Task material -
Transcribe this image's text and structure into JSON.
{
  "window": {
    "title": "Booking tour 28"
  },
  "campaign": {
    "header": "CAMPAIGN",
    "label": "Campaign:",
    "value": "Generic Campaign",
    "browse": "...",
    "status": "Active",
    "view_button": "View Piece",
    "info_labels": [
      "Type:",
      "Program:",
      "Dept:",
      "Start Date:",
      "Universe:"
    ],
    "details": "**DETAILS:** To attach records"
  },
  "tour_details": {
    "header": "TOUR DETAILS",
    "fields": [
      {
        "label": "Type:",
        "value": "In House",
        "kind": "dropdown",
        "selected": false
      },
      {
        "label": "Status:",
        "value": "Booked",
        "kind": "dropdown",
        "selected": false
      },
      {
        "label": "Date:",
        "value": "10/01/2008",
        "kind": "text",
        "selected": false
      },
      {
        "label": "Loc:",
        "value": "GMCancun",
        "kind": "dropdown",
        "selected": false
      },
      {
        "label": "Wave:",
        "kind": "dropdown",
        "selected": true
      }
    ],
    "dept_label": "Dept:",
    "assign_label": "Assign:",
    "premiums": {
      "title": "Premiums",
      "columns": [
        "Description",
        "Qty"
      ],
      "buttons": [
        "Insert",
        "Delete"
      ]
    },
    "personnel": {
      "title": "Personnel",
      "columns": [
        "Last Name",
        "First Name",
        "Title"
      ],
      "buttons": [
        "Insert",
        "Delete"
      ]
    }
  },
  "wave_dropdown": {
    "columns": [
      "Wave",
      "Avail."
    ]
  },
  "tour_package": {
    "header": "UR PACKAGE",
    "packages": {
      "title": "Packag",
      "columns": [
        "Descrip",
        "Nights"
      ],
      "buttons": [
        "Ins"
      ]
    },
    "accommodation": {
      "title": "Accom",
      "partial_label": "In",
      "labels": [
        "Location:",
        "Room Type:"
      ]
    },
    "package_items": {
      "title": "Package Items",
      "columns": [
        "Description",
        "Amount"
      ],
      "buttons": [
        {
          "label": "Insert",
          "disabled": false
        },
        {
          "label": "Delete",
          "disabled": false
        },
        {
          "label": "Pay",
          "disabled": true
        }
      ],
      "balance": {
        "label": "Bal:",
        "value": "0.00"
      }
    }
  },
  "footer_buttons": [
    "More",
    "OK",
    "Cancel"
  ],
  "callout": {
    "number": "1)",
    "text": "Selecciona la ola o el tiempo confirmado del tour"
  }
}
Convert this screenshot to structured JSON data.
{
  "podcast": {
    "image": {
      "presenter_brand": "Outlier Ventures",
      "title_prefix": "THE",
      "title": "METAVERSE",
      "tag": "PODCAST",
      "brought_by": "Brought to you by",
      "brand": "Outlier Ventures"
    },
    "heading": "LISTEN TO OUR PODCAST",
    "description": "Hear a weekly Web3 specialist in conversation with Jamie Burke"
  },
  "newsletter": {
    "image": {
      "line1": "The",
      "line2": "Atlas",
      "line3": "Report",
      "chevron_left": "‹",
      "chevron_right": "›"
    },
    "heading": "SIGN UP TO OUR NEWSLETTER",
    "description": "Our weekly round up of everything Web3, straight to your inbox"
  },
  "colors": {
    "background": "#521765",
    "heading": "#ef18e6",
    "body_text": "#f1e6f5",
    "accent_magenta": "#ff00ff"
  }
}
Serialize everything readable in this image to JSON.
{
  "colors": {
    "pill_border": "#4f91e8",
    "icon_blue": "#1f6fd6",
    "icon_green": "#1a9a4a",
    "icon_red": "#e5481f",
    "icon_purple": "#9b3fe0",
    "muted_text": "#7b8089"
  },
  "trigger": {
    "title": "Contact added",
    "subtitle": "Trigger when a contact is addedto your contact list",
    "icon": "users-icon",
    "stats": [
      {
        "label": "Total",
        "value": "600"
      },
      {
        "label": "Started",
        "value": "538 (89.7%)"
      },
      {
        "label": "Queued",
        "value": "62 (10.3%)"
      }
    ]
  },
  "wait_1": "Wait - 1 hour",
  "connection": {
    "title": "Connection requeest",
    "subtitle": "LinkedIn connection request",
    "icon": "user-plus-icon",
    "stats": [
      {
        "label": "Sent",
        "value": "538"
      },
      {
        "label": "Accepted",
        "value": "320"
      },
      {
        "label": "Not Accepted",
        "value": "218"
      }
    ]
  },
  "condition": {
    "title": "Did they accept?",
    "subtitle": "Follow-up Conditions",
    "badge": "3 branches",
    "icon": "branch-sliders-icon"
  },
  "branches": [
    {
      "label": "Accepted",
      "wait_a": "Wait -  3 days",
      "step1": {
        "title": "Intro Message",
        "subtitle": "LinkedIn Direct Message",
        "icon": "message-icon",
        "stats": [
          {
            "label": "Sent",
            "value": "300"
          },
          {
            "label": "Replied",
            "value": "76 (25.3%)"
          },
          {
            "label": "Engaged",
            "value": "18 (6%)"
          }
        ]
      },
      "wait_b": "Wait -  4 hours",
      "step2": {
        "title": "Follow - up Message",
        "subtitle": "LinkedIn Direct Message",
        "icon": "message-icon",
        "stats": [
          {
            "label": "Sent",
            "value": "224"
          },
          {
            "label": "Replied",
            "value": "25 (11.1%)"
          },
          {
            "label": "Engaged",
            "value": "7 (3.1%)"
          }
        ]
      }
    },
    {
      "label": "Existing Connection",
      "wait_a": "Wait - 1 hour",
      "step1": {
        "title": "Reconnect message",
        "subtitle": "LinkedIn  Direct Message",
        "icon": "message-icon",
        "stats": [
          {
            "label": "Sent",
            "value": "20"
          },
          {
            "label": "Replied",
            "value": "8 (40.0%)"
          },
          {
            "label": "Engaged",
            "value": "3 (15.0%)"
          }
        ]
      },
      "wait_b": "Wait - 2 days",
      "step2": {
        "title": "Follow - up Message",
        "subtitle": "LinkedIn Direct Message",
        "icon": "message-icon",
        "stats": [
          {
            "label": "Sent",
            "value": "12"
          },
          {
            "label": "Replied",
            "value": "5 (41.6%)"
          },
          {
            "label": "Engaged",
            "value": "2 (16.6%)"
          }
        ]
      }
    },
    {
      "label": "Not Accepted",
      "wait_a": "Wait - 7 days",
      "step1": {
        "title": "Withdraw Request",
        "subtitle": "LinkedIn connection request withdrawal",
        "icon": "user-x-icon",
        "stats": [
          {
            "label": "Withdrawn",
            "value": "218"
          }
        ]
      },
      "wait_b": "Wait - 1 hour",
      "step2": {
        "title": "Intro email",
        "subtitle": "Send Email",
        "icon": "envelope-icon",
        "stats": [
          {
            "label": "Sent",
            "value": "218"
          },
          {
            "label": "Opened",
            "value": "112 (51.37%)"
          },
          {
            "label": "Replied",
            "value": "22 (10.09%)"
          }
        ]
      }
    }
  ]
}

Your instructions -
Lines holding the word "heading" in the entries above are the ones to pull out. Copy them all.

Task solution -
    "heading": "LISTEN TO OUR PODCAST",
    "heading": "SIGN UP TO OUR NEWSLETTER",
    "heading": "#ef18e6",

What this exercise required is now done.